Scientists at the Indian Space Research Organisation (Isro) reckon they will need $1.28bn (£1.01bn) to fulfil Mr Modi’s challenge – and they think they can launch the flight within 40 months.
There are many reasons why they believe it can be done.
They hope to use the country’s heaviest rocket – the Geosynchronous Satellite Launch Vehicle Mark III or GSLV Mk-III – for the space flight.
This 640-tonne, 43-metre tall rocket was launched successfully in 2017. The coverage of the launch was euphoric, and often colourful, with websites comparing the rocket to the weight of 200 elephants or five jumbo jets.

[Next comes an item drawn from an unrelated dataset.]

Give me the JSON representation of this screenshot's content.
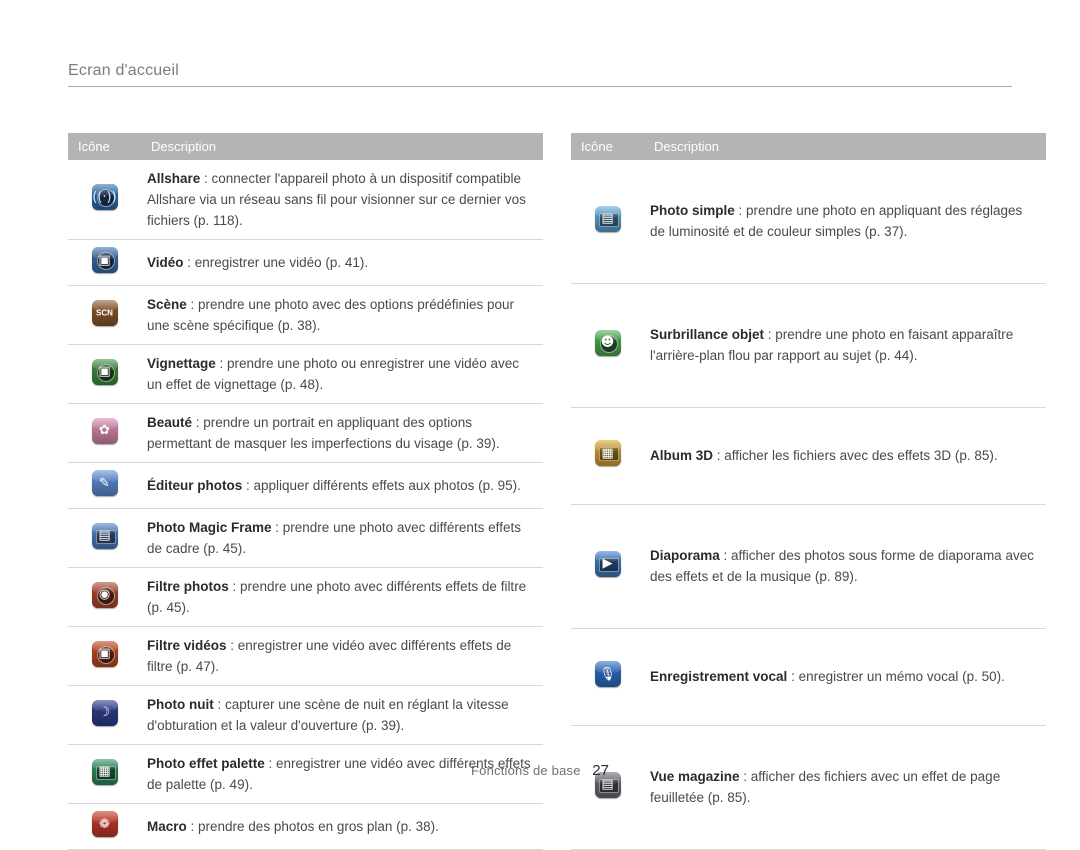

This rocket can launch 10 tonnes of payload into low-Earth orbit- an altitude of 2,000km (1,200 miles) or less above the planet – which is more than enough to send a crew into space, say scientists.
With some modifications, the launch pad from a site off the Bay of Bengal can easily be used to launch astronauts, they say.
The space agency carried out a successful “pad abort test” in July which saw a test vehicle – carrying no humans, only a dummy – hurled skywards by a set of powerful in-built thrusters.
The demonstration simulated what would happen to the crew ship in the event of a rocket failure on the launch pad.
Indian scientists have also developed light weight silicon tiles that can resist getting burnt and will be used to coat the outside of the space vehicle. (When a spacecraft comes back into the Earth’s atmosphere it faces roasting temperatures above 1,000C due to friction.)
An Ahmedabad-based laboratory has already developed a space suit for the astronauts. The biggest challenge, according to scientists, will be to train the astronauts and to develop the necessary life support system to keep them alive in space.
“The astronaut programme will not only bolster national pride, it will also galvanise the youth to take up a career in science,” Isro chairman and well-known rocket scientist, K Sivan, told me.
‘Coming of age’
Dr Sivan says that since India still does not have the full capability of training astronauts, “expertise of other agencies” could be sought to keep to the deadline.
Rakesh Sharma, the first Indian to travel into space in 1984 in a Soviet rocket, says a manned space flight is a “natural corollary of every space programme that has attained a level of maturity – a coming of age, if you will.”
To date Russia, the US and China have sent astronauts into space. If India can achieve this, it will become the fourth country to launch humans into space.
But there are some scientists who believe the goal of the space mission is misplaced.
“Sending Indians into space is the most silly and idiotic idea, especially 50 years after Neil Armstrong first landed on the moon,” veteran space scientist V Siddhartha says.
Armstrong, who died in 2012, set foot on the Moon on 20 July 1969, famously describing the event as “one small step for a man, one giant leap for mankind”.
Mr Siddhartha says robotic missions can now do many things that astronauts do, without the risk of sending humans into space.
Dr Sivan counters this by saying that there are still many tasks only human intelligence can perform. He adds that India seeks to build up its own capabilities to launch Indians into space.
“If colonies have to be set up outside Earth for the human civilisation, how can India, one of the oldest civilisations, be left behind and wanting,” he said.
The rocket carrying 104 satellites was launched from the Sriharikota space centre in 2017
Professor K Vijay Raghavan, principal scientific adviser to the federal government, told me India has the “perfect technology and cultural environment” for the mission.
In the past, Isro has always delivered on the challenges that have been thrown at them.
In 2014, India successfully put a satellite into orbit around Mars, becoming the fourth nation or geo-bloc to do so. The mission cost $67m, which, by Western standards, was staggeringly cheap.
Earlier, in 2009, the inaugural moon mission Chandrayaan-1 became the first and the most detailed search for water on the Moon using radars.
And in 2017, India created history by successfully launching 104 satellites on a single mission, overtaking the previous record of 37 satellites launched by Russia in 2014.
“Failure is not an option,” says Dr Sivan.
“Team Isro will rise to the challenge to make sure that an Indian is launched into space by 2022.”